11. Elagabalus Discovers the Limits of Shocking Roman Sensibilities
One of Rome’s weirdest rulers, Marcus Aurelius Antoninus Augustus, better known to history as Elagabalus (203 – 222), was emperor from 218 until his assassination four years later. His religious practices, which would have weirded out contemporary Romans if performed by a private citizen, were outright bizarre and shocking when carried out by an emperor.
He had been a priest of the Syrian sun god Elagabalus, and after ascending the throne as a teenager, he took the god’s name as his own and brought his worship to Rome. There, he built Elagabalus a lavish temple, whose inauguration astonished everybody. Senators, high ranking officials, and the public, were flabbergasted on opening day to witness the unprecedented sight of a Roman emperor dancing around the deity’s altar, to the accompaniment of cymbals and drums.

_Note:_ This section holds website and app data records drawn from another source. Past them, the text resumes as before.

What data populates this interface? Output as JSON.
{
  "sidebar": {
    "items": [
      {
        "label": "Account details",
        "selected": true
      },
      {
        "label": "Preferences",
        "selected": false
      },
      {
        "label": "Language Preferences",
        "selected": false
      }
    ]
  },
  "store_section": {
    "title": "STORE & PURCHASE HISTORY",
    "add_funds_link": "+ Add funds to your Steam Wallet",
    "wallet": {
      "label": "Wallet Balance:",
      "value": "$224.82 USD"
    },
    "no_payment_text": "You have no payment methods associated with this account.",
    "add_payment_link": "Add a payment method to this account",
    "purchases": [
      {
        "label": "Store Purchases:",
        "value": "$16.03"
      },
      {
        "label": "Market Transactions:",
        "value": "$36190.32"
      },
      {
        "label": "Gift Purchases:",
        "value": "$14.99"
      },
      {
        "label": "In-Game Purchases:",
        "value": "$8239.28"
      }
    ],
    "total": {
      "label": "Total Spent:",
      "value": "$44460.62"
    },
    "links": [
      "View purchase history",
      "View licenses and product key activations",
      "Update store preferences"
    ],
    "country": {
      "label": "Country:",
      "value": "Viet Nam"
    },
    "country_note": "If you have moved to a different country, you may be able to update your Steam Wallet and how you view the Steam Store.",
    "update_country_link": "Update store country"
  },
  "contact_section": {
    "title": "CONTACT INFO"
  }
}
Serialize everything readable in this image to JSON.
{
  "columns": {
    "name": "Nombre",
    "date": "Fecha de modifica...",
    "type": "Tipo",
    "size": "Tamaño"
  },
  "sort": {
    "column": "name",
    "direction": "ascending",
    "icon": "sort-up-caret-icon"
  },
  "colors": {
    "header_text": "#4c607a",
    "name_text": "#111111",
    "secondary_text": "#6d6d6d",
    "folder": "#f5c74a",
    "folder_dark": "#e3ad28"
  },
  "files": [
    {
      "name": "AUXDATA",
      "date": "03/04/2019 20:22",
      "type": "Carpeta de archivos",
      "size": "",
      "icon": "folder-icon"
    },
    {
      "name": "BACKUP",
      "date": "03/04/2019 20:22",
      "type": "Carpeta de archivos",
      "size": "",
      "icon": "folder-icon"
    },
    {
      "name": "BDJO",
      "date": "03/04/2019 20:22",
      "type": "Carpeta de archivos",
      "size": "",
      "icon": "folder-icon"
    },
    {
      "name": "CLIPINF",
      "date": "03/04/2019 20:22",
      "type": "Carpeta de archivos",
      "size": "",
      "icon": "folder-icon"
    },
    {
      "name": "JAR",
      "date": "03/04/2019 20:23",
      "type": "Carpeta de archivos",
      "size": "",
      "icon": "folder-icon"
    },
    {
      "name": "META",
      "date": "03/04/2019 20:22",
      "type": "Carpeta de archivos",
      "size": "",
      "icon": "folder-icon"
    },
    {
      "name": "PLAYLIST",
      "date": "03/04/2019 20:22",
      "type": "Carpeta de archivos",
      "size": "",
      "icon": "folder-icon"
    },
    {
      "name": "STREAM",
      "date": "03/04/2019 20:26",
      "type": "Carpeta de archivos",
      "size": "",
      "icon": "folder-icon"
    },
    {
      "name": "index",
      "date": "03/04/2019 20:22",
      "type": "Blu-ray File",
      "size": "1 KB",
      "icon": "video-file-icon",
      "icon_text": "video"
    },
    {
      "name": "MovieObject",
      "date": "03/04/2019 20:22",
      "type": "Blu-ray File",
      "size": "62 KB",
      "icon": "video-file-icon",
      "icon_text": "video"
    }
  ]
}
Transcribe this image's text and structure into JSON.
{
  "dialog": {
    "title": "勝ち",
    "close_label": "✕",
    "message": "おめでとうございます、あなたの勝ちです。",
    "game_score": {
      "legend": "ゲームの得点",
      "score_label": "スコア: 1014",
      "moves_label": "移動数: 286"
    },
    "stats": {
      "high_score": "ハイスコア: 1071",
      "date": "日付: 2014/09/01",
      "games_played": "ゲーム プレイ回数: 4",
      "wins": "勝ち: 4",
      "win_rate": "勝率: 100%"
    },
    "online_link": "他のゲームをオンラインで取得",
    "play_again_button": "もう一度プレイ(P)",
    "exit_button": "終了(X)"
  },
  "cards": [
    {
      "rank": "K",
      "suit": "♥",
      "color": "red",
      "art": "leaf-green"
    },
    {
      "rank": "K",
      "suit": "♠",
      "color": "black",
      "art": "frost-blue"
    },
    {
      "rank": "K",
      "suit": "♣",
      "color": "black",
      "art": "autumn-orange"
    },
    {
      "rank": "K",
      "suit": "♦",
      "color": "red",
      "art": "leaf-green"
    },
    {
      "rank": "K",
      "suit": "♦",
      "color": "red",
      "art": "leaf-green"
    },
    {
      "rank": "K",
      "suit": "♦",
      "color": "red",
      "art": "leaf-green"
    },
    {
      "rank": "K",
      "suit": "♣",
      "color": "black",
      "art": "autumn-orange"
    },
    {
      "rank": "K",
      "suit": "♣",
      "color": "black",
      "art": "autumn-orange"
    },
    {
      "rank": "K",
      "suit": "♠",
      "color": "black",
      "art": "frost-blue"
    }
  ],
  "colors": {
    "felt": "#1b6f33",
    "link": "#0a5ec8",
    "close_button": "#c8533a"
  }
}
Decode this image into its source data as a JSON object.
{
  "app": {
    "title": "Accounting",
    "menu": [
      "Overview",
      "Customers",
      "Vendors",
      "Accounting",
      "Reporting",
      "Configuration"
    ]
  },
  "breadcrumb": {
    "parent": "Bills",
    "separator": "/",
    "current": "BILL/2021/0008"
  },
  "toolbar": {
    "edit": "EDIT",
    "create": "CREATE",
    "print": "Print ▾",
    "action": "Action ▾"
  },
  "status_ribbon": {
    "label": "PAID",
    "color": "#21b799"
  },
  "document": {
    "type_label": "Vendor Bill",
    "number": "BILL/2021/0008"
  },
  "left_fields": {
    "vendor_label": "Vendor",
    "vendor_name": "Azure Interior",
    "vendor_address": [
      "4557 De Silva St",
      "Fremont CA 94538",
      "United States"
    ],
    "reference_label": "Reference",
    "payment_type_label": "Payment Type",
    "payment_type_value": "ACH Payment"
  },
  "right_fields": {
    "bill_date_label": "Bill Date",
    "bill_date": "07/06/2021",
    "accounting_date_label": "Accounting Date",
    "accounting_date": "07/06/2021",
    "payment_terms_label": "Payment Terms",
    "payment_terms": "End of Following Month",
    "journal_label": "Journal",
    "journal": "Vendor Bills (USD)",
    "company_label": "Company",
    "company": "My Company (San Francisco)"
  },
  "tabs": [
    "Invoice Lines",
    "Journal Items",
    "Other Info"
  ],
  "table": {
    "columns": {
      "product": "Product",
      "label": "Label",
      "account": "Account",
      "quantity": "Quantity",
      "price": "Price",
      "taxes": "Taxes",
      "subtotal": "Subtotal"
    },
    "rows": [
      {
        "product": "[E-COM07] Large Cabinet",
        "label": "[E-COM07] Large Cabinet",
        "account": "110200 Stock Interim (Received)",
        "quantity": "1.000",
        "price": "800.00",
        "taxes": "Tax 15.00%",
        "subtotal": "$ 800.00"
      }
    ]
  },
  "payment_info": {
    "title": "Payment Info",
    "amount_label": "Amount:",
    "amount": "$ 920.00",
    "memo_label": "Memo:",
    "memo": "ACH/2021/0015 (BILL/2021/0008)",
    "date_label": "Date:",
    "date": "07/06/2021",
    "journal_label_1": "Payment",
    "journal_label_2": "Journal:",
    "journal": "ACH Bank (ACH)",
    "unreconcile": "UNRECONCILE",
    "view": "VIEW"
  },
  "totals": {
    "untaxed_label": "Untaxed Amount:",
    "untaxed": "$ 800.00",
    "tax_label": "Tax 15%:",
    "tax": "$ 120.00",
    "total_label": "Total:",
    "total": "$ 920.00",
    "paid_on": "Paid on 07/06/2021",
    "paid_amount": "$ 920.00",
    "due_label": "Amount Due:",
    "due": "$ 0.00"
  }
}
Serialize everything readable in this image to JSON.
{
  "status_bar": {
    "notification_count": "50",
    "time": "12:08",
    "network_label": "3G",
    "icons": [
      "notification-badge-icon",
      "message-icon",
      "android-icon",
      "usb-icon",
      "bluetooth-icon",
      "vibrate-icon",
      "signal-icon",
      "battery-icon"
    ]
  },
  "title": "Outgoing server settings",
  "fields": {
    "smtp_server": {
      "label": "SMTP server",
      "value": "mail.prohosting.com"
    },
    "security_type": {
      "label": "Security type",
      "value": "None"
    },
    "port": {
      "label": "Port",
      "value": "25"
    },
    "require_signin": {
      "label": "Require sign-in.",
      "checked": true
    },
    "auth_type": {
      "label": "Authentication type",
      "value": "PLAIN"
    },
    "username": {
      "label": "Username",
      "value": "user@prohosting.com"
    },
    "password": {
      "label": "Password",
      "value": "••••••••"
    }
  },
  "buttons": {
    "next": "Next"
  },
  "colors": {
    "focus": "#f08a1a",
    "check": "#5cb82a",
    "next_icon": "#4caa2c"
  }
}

The new emperor further offended sensibilities by attempting to incorporate his religion into the Roman pantheon. He made Elagabalus as supreme god, above Jupiter, and transferred the most sacred relics of the Roman religion to his new temple. He also ordered that other religions, including Jews and the nascent Christians, transfer their rites to Elagabalus’ temple.
Elagabalus might also have been the most flamboyantly homosexual ruler in history. He openly went about in women’s clothing, and publicly fawned upon male lovers, whom he elevated to high positions. They included an athlete who was given a powerful position at court, and a charioteer whom he sought to declare as Caesar. He also reportedly prostituted himself in the imperial palace. Respected emperors such as Trajan and Hadrian had male sexual partners, and Hadrian had even created a religious cult for a youthful lover who had accidentally drowned. However, Elagabalus was the passive, or receptive partner in homosexual acts: a Roman emperor who was a top was acceptable, but a bottom was not.
On March 11th, 222, soldiers in a military parade showed their contempt by cheering Elagabalus’ cousin, while ignoring the emperor. He ordered the arrest and execution of the insubordinate soldiers, but instead, his bodyguards turned around and attacked him and his mother, hacking them to pieces. Their heads were chopped off, and Elagabalus’ corpse was dragged around Rome, before it was unceremoniously tossed into the Tiber river.